Dataset records section start

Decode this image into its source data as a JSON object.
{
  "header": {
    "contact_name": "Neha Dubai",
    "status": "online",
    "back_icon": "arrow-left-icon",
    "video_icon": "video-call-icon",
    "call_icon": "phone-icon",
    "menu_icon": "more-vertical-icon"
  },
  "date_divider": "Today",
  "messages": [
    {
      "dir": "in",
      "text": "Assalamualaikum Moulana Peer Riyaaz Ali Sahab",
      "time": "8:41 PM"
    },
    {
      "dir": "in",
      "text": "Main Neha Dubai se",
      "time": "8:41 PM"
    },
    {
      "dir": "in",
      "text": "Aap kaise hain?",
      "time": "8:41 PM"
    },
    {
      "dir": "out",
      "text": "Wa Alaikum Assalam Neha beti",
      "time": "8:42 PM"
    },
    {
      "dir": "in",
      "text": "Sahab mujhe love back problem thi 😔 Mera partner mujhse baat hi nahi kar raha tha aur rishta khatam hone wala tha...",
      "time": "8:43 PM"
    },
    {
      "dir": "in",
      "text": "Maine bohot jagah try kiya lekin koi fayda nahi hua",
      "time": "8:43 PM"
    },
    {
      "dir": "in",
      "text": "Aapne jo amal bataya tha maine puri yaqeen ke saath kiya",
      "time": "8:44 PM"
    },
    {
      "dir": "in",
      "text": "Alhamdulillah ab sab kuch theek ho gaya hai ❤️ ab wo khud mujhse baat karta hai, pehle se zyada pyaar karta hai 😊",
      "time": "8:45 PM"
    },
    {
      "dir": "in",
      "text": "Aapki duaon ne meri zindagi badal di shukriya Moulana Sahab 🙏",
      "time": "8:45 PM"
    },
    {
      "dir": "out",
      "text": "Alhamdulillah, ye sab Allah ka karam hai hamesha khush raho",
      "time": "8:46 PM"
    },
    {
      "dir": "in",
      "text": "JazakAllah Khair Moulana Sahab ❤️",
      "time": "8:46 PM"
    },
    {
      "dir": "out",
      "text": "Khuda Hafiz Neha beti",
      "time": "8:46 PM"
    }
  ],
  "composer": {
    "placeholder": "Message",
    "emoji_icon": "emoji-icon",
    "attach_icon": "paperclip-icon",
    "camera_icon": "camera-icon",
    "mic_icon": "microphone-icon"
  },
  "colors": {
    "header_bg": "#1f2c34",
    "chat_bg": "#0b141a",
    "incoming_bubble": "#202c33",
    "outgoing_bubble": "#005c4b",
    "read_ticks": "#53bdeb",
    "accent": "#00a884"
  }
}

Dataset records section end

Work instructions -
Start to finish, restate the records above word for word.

Result -
Decode this image into its source data as a JSON object.
{
  "header": {
    "contact_name": "Neha Dubai",
    "status": "online",
    "back_icon": "arrow-left-icon",
    "video_icon": "video-call-icon",
    "call_icon": "phone-icon",
    "menu_icon": "more-vertical-icon"
  },
  "date_divider": "Today",
  "messages": [
    {
      "dir": "in",
      "text": "Assalamualaikum Moulana Peer Riyaaz Ali Sahab",
      "time": "8:41 PM"
    },
    {
      "dir": "in",
      "text": "Main Neha Dubai se",
      "time": "8:41 PM"
    },
    {
      "dir": "in",
      "text": "Aap kaise hain?",
      "time": "8:41 PM"
    },
    {
      "dir": "out",
      "text": "Wa Alaikum Assalam Neha beti",
      "time": "8:42 PM"
    },
    {
      "dir": "in",
      "text": "Sahab mujhe love back problem thi 😔 Mera partner mujhse baat hi nahi kar raha tha aur rishta khatam hone wala tha...",
      "time": "8:43 PM"
    },
    {
      "dir": "in",
      "text": "Maine bohot jagah try kiya lekin koi fayda nahi hua",
      "time": "8:43 PM"
    },
    {
      "dir": "in",
      "text": "Aapne jo amal bataya tha maine puri yaqeen ke saath kiya",
      "time": "8:44 PM"
    },
    {
      "dir": "in",
      "text": "Alhamdulillah ab sab kuch theek ho gaya hai ❤️ ab wo khud mujhse baat karta hai, pehle se zyada pyaar karta hai 😊",
      "time": "8:45 PM"
    },
    {
      "dir": "in",
      "text": "Aapki duaon ne meri zindagi badal di shukriya Moulana Sahab 🙏",
      "time": "8:45 PM"
    },
    {
      "dir": "out",
      "text": "Alhamdulillah, ye sab Allah ka karam hai hamesha khush raho",
      "time": "8:46 PM"
    },
    {
      "dir": "in",
      "text": "JazakAllah Khair Moulana Sahab ❤️",
      "time": "8:46 PM"
    },
    {
      "dir": "out",
      "text": "Khuda Hafiz Neha beti",
      "time": "8:46 PM"
    }
  ],
  "composer": {
    "placeholder": "Message",
    "emoji_icon": "emoji-icon",
    "attach_icon": "paperclip-icon",
    "camera_icon": "camera-icon",
    "mic_icon": "microphone-icon"
  },
  "colors": {
    "header_bg": "#1f2c34",
    "chat_bg": "#0b141a",
    "incoming_bubble": "#202c33",
    "outgoing_bubble": "#005c4b",
    "read_ticks": "#53bdeb",
    "accent": "#00a884"
  }
}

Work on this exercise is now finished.